## Aim of the exercise:
Take each line of the records below that contains the string "name" and copy it.
(Material supplied)
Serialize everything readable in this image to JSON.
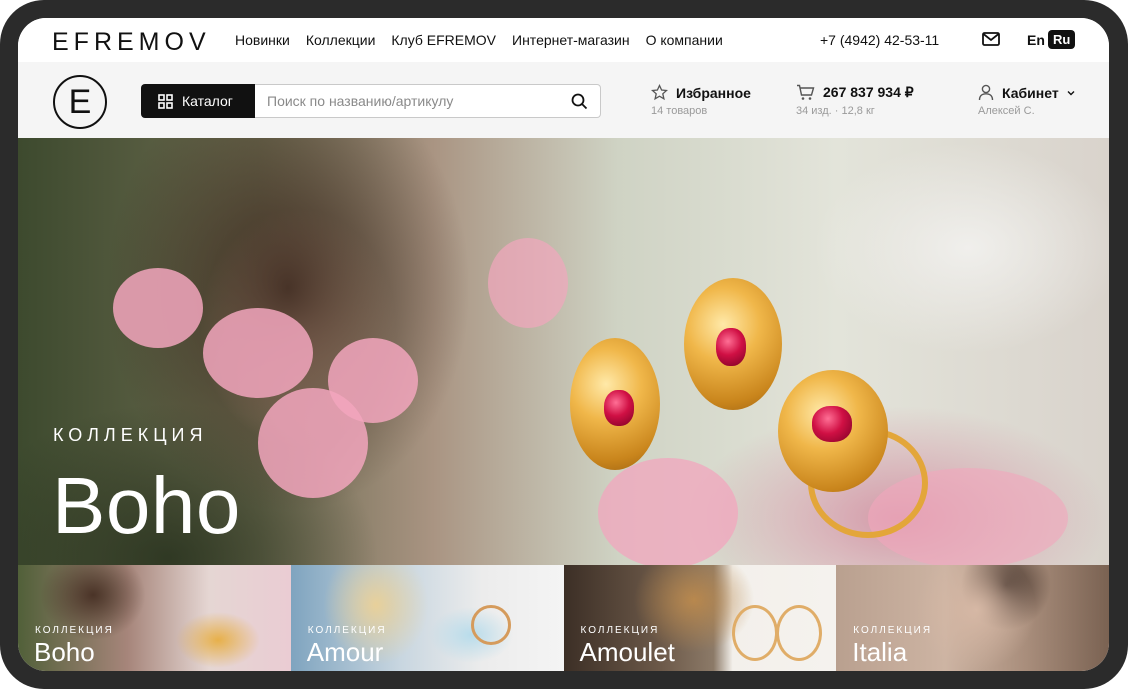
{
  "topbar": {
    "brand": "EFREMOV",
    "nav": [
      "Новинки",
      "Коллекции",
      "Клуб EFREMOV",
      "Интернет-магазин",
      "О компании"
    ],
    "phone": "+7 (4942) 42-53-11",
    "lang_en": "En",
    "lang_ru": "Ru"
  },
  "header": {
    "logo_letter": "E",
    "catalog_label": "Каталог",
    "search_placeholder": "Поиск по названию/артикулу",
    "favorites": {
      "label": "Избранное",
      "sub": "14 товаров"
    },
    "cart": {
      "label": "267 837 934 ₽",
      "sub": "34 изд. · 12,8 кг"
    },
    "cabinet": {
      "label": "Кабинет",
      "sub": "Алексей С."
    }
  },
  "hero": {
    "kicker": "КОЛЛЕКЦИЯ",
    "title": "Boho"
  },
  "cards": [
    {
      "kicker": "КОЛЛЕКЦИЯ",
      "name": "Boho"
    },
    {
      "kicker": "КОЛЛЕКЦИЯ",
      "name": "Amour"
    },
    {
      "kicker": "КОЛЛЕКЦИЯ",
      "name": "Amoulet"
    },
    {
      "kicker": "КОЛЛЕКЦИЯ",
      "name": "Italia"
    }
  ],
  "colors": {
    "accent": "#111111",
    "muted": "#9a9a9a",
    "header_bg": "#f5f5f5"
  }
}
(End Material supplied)
## Answer to this task:
      "name": "Boho"
      "name": "Amour"
      "name": "Amoulet"
      "name": "Italia"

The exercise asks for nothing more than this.